Posted November. 18, 2006 04:17,   

한국어

Today in Korea, culture is a product of politics and ideology. The Roh administration even passed a cultural restructuring project early in its tenure, reminding us of the Chinese Cultural Revolution.

As a result, left-prone figures prevailed in many sub-organizations under the wing of the Ministry of Culture and Tourism. As they grasped power in Korea’s culture industry, government budgets were allocated disproportionately and according to ideological bias. Against this background, many artists these days reflect a particular ideology in their creative works.

Proclaiming that they are defending the pureness and diversity of culture from political influences on culture and art, the Future Culture Forum, to be launched on November 21, has come into the limelight. This civil organization, comprised of 70 artists, has disclosed an appalling reality: Bok Geo-il (writer) said, “Given that right-of-centre cultural groups lay dormant, leftist organizations focusing only on the nation or people, including the Korean People Artist Federation (KPAF) and the Association of Writers for National Literature (AWNL) are abnormally prevalent, and one may say that free democracy has vanished.”

The KPAF is a leftist organization which has rallied against the Korea-U.S. FTA and the expansion plan of the U.S. military base in Pyeongtaek. Meanwhile, the AWNL, which has been a longtime advocate for the repeal of the National Security Law, even issued a statement to rally support behind Kang Jeong-gu, the former professor at Dongguk University, whose remarks had been accused of violating the National Security Law.

The Art Council Korea (ARKO) and the Korean Film Council, affiliated organizations of the Ministry of Culture and Tourism, are packed with members of the two organizations. They have stirred harsh criticism, prompting accusations that the government favored them in allocating budget money. A recent inspection of the administration affairs found that some ARKO staff members unduly distributed the subsidies to their sub-organizations or themselves.
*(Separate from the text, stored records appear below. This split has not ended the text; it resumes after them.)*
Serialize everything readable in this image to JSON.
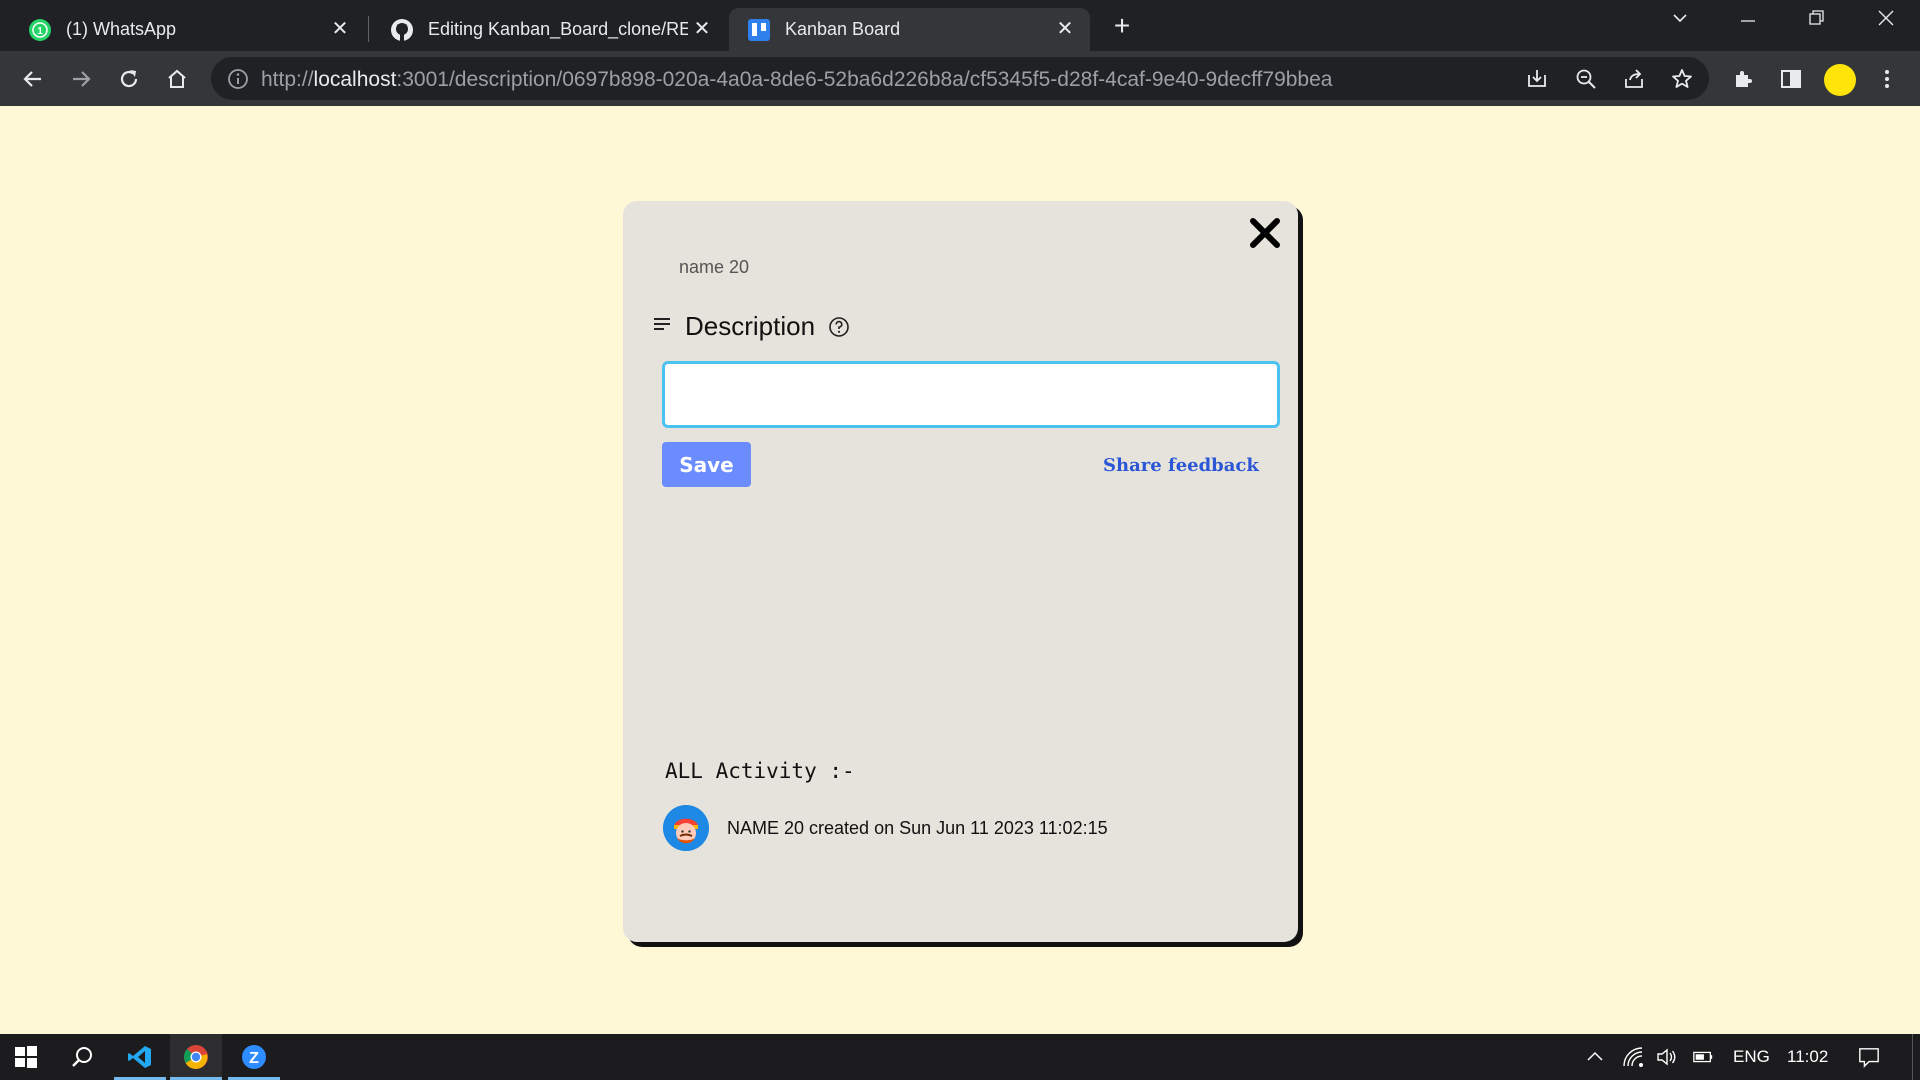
{
  "browser": {
    "tabs": [
      {
        "title": "(1) WhatsApp",
        "icon": "whatsapp-icon",
        "active": false
      },
      {
        "title": "Editing Kanban_Board_clone/REA",
        "icon": "github-icon",
        "active": false
      },
      {
        "title": "Kanban Board",
        "icon": "trello-icon",
        "active": true
      }
    ],
    "url_prefix": "http://",
    "url_host": "localhost",
    "url_path": ":3001/description/0697b898-020a-4a0a-8de6-52ba6d226b8a/cf5345f5-d28f-4caf-9e40-9decff79bbea"
  },
  "modal": {
    "card_name": "name 20",
    "description_title": "Description",
    "description_value": "",
    "save_label": "Save",
    "share_feedback_label": "Share feedback",
    "activity_title": "ALL Activity :-",
    "activities": [
      {
        "text": "NAME 20 created on Sun Jun 11 2023 11:02:15"
      }
    ]
  },
  "taskbar": {
    "language": "ENG",
    "time": "11:02"
  },
  "colors": {
    "page_bg": "#fff8d7",
    "modal_bg": "#e5e3db",
    "save_button": "#6b8cff",
    "link": "#2b57d6",
    "input_border": "#4bc3f1",
    "profile_avatar": "#ffe50a"
  }
}
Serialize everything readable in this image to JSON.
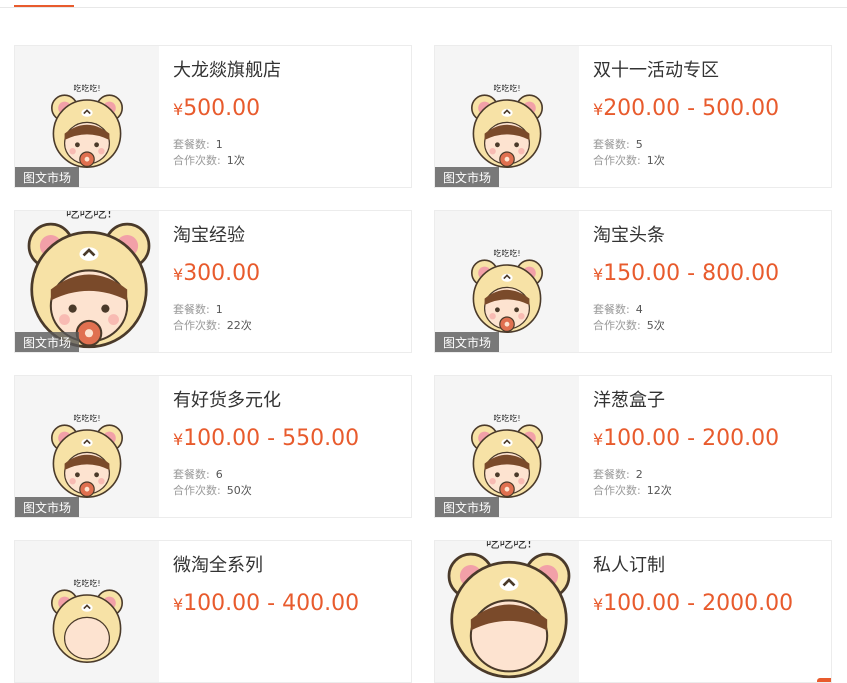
{
  "tag_label": "图文市场",
  "meta_labels": {
    "combos": "套餐数:",
    "coop": "合作次数:"
  },
  "currency": "¥",
  "accent_color": "#e85b2d",
  "cards": [
    {
      "name": "大龙燚旗舰店",
      "price": "500.00",
      "combos": "1",
      "coop": "1次",
      "image": "bear-girl-small"
    },
    {
      "name": "双十一活动专区",
      "price": "200.00 - 500.00",
      "combos": "5",
      "coop": "1次",
      "image": "bear-girl-small"
    },
    {
      "name": "淘宝经验",
      "price": "300.00",
      "combos": "1",
      "coop": "22次",
      "image": "bear-girl-large"
    },
    {
      "name": "淘宝头条",
      "price": "150.00 - 800.00",
      "combos": "4",
      "coop": "5次",
      "image": "bear-girl-small"
    },
    {
      "name": "有好货多元化",
      "price": "100.00 - 550.00",
      "combos": "6",
      "coop": "50次",
      "image": "bear-girl-small"
    },
    {
      "name": "洋葱盒子",
      "price": "100.00 - 200.00",
      "combos": "2",
      "coop": "12次",
      "image": "bear-girl-small"
    },
    {
      "name": "微淘全系列",
      "price": "100.00 - 400.00",
      "combos": "",
      "coop": "",
      "image": "bear-girl-small"
    },
    {
      "name": "私人订制",
      "price": "100.00 - 2000.00",
      "combos": "",
      "coop": "",
      "image": "bear-girl-large"
    }
  ]
}
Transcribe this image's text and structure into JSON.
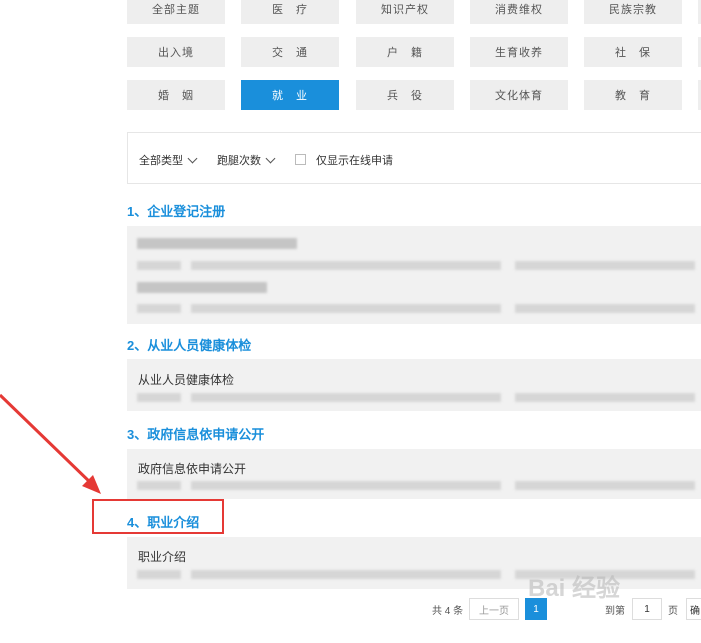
{
  "categories": {
    "row1": [
      "全部主题",
      "医　疗",
      "知识产权",
      "消费维权",
      "民族宗教"
    ],
    "row2": [
      "出入境",
      "交　通",
      "户　籍",
      "生育收养",
      "社　保"
    ],
    "row3": [
      "婚　姻",
      "就　业",
      "兵　役",
      "文化体育",
      "教　育"
    ],
    "active": "就　业"
  },
  "filters": {
    "type_label": "全部类型",
    "visits_label": "跑腿次数",
    "online_only_label": "仅显示在线申请"
  },
  "sections": [
    {
      "title": "1、企业登记注册",
      "item": ""
    },
    {
      "title": "2、从业人员健康体检",
      "item": "从业人员健康体检"
    },
    {
      "title": "3、政府信息依申请公开",
      "item": "政府信息依申请公开"
    },
    {
      "title": "4、职业介绍",
      "item": "职业介绍"
    }
  ],
  "pagination": {
    "total": "共 4 条",
    "prev": "上一页",
    "current": "1",
    "goto": "到第",
    "page_input": "1",
    "page_unit": "页",
    "confirm": "确"
  },
  "watermark": "Bai 经验",
  "colors": {
    "accent": "#1a8fdb",
    "annotation": "#e53935"
  }
}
There are fears that the art will degrade itself into an instrument which conveys a leftist ideology. For instance, anti-American sentiments reign in Korean movies, and left-wingers’ books are must-reads in many schools. The emergence of the Future Culture Forum that is proclaiming to ‘protect culture based on the liberal democracy’ may be too little, too late. Yet, as Mr. Bok said, “As we lit the candle, even amid the darkness, people will come around the light,” some artists may stand up against political provocation.